[Records for the exercise — start]

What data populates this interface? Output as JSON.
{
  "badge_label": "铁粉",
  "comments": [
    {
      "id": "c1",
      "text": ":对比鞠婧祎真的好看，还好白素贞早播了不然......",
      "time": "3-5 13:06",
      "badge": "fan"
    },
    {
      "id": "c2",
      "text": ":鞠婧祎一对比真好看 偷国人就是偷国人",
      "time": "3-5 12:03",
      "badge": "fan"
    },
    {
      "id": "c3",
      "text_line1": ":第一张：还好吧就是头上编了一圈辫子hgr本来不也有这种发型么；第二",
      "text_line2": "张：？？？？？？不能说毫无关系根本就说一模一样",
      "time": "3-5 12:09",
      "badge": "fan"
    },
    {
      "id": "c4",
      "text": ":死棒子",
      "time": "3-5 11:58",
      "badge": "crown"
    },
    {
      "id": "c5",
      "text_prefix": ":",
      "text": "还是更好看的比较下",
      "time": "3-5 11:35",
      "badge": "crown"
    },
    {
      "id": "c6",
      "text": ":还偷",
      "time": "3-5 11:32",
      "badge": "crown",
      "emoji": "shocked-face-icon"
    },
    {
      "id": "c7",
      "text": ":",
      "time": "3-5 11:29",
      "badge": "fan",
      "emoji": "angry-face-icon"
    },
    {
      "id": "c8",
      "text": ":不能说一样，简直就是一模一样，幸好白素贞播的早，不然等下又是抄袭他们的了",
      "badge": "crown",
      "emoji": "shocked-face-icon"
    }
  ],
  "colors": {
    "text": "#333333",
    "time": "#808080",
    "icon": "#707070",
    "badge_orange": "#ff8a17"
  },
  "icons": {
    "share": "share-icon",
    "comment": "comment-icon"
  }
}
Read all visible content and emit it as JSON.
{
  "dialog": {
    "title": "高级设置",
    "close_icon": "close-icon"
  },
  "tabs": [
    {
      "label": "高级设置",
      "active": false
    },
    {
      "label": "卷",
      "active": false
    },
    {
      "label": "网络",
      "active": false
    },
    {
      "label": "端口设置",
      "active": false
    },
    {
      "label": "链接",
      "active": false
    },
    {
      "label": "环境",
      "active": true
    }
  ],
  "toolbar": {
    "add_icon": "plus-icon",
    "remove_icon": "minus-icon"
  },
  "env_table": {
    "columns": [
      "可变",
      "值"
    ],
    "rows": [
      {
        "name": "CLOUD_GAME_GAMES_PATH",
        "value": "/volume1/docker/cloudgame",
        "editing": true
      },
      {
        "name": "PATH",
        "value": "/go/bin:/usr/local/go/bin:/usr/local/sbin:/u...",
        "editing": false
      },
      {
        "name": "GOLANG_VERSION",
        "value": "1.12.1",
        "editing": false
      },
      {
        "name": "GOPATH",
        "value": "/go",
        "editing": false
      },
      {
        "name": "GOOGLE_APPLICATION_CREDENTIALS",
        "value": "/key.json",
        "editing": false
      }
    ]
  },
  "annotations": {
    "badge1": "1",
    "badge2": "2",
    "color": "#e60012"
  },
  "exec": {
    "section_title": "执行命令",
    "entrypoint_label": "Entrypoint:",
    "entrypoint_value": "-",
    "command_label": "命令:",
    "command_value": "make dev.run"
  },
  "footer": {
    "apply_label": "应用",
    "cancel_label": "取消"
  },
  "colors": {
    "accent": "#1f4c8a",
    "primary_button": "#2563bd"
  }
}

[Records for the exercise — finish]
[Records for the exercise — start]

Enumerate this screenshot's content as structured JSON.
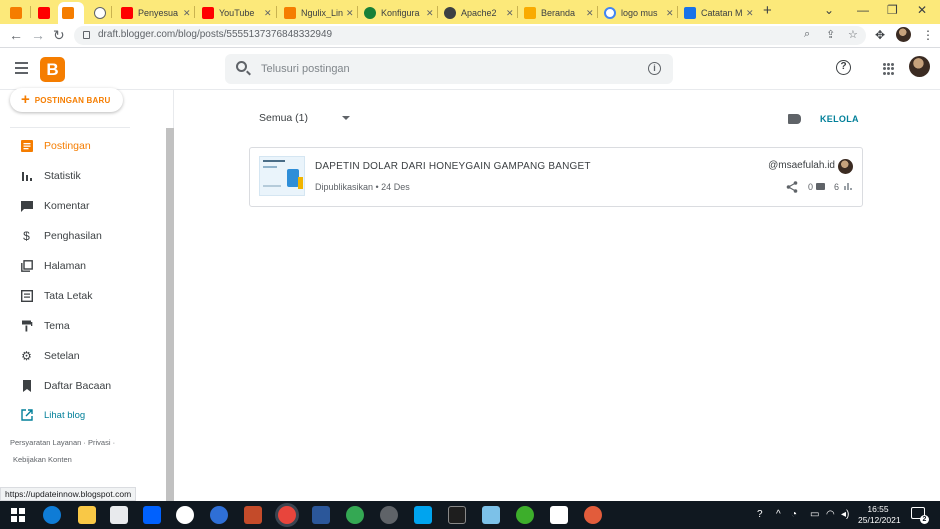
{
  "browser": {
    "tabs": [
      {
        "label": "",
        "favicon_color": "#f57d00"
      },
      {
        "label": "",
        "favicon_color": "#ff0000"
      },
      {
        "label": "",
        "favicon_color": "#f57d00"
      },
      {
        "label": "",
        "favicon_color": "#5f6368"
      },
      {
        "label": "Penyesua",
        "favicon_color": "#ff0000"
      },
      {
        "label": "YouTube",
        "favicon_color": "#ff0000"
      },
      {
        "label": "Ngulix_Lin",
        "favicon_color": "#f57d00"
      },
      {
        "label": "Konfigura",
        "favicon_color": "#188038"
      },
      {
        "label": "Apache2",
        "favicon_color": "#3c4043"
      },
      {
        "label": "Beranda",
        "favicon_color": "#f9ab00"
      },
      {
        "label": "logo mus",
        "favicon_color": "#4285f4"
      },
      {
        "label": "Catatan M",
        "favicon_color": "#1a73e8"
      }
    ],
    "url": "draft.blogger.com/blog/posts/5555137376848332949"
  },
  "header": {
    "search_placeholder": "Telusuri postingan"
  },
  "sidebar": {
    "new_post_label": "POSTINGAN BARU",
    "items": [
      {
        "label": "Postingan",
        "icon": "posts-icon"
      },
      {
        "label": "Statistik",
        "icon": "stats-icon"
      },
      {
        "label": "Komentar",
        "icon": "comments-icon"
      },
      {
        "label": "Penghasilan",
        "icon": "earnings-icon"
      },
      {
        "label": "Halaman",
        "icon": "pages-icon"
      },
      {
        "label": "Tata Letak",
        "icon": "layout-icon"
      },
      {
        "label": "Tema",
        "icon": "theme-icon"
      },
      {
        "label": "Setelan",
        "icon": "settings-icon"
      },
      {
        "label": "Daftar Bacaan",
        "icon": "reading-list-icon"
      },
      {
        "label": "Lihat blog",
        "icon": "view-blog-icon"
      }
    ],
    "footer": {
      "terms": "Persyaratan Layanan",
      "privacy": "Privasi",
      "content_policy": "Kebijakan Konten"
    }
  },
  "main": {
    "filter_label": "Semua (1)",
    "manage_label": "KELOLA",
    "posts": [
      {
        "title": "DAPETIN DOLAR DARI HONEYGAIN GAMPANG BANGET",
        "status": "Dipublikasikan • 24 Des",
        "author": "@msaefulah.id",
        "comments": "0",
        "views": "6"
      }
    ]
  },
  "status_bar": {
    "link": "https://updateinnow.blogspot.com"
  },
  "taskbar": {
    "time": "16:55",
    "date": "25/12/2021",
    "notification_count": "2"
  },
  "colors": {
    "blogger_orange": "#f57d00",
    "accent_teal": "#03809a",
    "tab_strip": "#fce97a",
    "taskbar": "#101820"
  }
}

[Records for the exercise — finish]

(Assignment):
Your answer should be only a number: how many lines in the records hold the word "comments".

(Your solution):
3